• _Task to carry out_: Using the entries below, restate word for word only the lines from the one with "Output a JSON" to the final line, leaving the pictures out.
+++
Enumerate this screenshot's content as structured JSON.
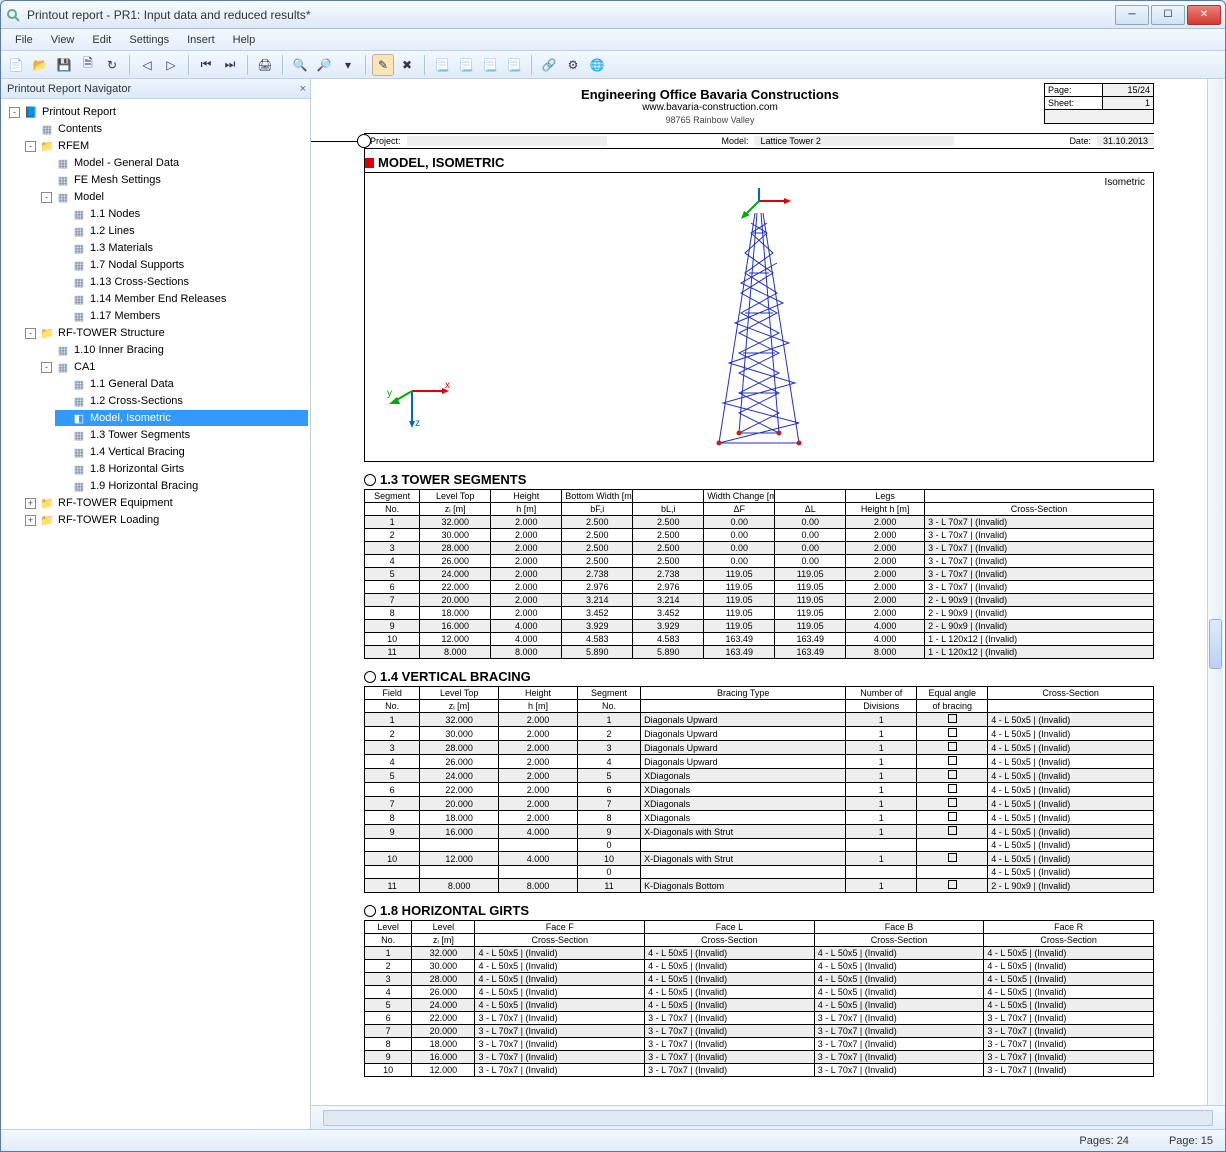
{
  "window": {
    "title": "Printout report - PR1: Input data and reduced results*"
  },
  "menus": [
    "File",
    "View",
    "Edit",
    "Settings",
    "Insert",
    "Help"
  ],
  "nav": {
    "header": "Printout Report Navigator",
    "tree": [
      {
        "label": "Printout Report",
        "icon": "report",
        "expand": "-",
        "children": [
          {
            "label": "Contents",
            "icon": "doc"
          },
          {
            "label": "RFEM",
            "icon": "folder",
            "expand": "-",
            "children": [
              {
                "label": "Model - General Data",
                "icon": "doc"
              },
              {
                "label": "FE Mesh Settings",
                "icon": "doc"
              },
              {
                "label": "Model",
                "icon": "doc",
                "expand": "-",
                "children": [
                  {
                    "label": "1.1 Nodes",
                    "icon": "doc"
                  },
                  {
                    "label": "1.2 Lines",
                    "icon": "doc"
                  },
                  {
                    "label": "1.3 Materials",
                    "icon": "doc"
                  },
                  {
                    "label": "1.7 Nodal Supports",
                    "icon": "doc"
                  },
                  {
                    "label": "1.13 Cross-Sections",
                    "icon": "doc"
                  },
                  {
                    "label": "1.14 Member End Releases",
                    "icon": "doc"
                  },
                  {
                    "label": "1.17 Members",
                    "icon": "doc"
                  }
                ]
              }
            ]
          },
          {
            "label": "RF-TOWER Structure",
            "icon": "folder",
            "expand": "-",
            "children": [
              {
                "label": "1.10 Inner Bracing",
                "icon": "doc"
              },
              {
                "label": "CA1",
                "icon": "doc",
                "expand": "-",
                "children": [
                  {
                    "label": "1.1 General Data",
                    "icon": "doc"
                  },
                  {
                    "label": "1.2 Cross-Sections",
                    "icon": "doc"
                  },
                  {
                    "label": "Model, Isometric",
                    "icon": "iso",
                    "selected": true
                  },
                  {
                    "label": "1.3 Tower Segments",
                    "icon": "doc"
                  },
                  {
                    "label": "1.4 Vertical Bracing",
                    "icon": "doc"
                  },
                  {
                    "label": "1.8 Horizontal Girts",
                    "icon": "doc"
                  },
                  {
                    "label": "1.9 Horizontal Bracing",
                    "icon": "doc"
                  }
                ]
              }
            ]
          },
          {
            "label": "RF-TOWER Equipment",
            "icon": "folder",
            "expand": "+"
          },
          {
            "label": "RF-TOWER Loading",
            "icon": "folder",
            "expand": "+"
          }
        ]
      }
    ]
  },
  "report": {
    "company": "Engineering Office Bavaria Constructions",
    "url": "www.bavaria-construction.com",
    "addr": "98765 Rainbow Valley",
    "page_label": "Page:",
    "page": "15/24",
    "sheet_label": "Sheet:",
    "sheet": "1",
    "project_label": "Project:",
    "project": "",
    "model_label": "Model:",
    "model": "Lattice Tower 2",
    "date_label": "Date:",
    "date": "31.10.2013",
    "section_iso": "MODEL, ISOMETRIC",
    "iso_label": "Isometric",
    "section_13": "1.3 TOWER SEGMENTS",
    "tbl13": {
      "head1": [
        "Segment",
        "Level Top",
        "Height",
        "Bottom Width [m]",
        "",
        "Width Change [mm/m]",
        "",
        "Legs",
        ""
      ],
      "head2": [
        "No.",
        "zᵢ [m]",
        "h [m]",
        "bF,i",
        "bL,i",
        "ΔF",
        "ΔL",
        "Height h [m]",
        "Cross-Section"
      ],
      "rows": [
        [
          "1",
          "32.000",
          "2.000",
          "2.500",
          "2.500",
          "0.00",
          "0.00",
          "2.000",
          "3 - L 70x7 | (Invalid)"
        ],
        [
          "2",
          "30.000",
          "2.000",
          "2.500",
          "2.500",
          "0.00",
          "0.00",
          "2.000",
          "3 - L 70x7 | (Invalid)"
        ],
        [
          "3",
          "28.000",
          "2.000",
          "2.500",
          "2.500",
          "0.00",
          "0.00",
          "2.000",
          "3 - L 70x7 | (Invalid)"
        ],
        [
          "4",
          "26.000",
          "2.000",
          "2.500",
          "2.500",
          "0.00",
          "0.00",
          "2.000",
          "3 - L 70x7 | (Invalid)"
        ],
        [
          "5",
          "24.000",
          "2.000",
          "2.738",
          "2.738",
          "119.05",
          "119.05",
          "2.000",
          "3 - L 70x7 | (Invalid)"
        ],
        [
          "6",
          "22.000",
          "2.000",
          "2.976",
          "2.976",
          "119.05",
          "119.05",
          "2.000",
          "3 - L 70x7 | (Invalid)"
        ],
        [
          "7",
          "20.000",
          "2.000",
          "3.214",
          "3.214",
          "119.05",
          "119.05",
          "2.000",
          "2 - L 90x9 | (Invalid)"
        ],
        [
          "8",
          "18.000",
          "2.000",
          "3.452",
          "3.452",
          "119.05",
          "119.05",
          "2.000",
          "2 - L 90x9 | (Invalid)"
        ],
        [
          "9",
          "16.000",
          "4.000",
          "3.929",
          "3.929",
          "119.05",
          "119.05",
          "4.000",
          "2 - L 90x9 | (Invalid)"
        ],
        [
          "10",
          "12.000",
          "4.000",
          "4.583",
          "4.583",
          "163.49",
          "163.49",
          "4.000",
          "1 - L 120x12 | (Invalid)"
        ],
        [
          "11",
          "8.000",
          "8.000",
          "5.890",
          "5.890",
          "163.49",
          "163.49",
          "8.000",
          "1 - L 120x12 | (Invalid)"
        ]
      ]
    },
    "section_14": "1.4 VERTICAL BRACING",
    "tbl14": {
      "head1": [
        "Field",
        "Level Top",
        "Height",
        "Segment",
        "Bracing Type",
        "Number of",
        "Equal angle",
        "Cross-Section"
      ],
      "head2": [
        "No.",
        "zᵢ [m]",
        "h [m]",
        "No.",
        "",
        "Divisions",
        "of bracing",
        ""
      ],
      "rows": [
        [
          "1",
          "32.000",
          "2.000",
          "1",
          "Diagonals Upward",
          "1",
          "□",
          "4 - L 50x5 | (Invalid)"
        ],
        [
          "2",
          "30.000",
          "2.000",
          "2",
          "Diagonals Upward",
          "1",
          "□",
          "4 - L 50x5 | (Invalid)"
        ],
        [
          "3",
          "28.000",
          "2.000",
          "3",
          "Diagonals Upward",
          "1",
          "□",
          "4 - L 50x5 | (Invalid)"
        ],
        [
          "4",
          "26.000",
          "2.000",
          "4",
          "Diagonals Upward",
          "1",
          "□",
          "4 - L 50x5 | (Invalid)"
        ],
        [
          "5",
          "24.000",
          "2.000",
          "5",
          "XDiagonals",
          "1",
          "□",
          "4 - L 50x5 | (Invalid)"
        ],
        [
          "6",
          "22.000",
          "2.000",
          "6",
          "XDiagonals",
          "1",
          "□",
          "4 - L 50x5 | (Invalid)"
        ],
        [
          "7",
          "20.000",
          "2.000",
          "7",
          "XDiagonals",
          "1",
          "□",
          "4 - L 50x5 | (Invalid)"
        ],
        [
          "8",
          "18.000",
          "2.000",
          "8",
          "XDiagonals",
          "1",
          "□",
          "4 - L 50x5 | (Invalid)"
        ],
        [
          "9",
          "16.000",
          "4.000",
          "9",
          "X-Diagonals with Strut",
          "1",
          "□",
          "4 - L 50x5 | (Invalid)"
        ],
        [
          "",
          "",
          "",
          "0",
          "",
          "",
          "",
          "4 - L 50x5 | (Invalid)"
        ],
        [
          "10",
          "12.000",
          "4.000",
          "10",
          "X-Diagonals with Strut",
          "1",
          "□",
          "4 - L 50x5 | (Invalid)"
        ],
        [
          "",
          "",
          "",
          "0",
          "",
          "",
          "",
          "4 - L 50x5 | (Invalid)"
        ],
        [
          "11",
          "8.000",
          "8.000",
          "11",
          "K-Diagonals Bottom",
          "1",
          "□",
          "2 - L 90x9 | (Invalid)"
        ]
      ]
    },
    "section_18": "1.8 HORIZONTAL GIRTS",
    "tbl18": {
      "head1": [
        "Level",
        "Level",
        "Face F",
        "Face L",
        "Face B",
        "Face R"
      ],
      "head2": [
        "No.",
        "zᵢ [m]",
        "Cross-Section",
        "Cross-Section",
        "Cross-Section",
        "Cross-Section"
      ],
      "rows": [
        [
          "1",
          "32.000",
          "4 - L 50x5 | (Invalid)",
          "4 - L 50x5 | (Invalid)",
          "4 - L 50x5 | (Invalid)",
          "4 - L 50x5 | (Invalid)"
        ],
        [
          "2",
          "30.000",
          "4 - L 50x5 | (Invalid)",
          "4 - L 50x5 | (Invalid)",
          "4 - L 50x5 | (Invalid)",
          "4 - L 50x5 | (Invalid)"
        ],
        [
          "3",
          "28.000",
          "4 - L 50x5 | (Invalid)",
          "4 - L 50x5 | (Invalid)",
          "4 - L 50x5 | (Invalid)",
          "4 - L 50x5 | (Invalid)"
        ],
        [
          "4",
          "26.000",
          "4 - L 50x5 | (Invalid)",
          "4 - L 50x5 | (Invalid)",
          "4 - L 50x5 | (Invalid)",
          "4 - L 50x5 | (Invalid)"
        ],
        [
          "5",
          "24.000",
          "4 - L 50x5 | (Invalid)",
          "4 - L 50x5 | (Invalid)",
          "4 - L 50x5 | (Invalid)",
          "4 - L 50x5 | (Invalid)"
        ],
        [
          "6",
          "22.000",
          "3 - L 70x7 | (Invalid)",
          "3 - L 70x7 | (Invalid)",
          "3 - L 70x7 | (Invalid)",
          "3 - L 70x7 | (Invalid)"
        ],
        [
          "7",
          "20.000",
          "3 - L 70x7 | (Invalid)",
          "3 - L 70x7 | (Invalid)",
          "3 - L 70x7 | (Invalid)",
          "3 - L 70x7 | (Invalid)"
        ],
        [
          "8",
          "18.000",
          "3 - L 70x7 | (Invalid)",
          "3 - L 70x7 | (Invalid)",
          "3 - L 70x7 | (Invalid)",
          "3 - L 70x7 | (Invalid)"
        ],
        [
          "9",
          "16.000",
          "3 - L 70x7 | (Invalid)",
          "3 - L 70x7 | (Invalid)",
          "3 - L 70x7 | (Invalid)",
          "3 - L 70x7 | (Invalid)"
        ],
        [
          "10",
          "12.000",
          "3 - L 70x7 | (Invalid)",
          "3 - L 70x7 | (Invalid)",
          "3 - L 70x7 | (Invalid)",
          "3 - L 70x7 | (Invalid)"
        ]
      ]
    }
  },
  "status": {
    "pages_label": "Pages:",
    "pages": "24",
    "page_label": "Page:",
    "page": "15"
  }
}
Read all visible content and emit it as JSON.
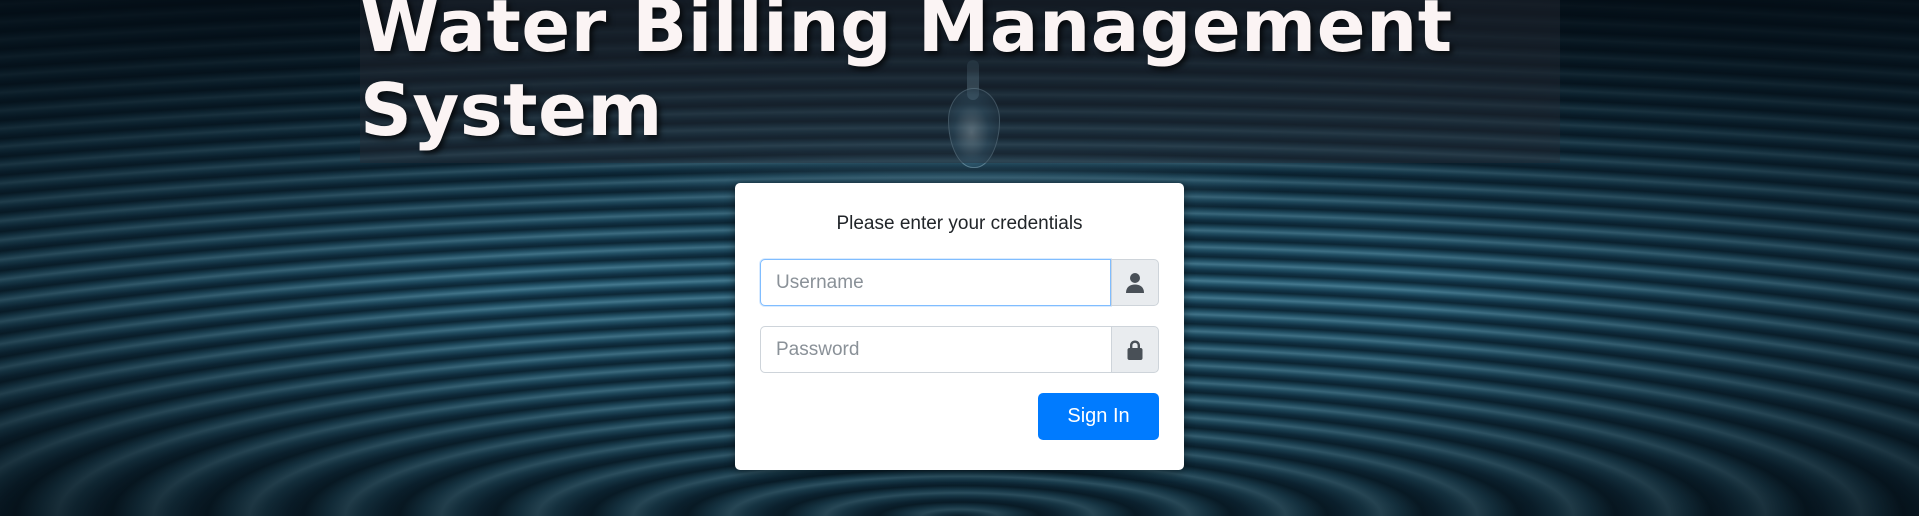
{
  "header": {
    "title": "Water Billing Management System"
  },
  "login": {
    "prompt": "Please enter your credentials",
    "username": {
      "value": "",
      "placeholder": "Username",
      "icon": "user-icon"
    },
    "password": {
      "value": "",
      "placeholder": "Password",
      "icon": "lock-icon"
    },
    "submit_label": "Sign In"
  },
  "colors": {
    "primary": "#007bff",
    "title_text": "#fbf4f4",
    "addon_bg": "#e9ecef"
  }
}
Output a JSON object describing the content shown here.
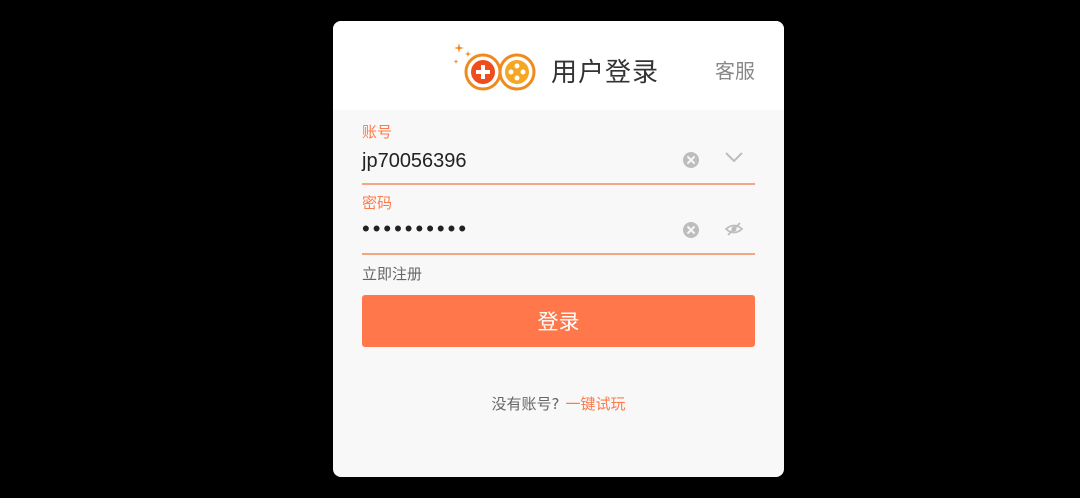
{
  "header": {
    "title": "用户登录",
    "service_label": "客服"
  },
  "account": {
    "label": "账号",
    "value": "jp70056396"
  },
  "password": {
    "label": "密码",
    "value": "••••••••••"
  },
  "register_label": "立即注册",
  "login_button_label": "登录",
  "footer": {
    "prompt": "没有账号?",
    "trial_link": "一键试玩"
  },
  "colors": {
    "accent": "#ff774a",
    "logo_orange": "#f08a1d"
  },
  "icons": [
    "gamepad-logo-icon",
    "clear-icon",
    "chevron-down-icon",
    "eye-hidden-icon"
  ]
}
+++
• _Written answer_:
Output a JSON object describing the content shown here.
{
  "header": {
    "title": "用户登录",
    "service_label": "客服"
  },
  "account": {
    "label": "账号",
    "value": "jp70056396"
  },
  "password": {
    "label": "密码",
    "value": "••••••••••"
  },
  "register_label": "立即注册",
  "login_button_label": "登录",
  "footer": {
    "prompt": "没有账号?",
    "trial_link": "一键试玩"
  },
  "colors": {
    "accent": "#ff774a",
    "logo_orange": "#f08a1d"
  },
  "icons": [
    "gamepad-logo-icon",
    "clear-icon",
    "chevron-down-icon",
    "eye-hidden-icon"
  ]
}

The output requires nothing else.